* [What the task asks]: Check each line of the entries for "icon" and report the ones that have it.

[Stored dataset items]

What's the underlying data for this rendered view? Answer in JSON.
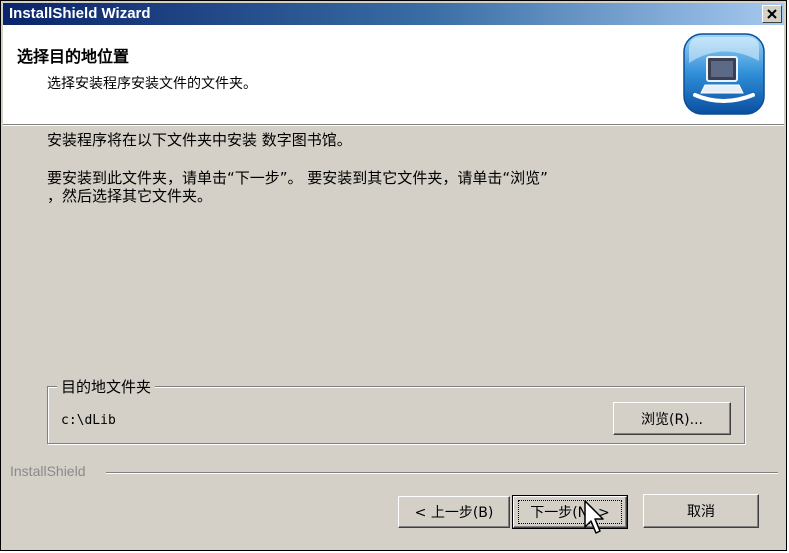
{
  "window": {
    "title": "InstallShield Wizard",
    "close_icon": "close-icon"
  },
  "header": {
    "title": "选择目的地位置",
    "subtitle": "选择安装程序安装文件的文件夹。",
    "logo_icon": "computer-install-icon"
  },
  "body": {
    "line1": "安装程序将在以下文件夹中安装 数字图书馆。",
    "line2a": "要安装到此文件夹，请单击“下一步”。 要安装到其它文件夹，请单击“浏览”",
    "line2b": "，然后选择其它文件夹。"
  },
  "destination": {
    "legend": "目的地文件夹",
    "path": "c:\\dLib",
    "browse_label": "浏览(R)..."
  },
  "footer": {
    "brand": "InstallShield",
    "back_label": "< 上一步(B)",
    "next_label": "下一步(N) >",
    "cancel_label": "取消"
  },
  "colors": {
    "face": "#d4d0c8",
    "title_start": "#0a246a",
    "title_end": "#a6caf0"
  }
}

* [Exercise solution]:
    "close_icon": "close-icon"
    "logo_icon": "computer-install-icon"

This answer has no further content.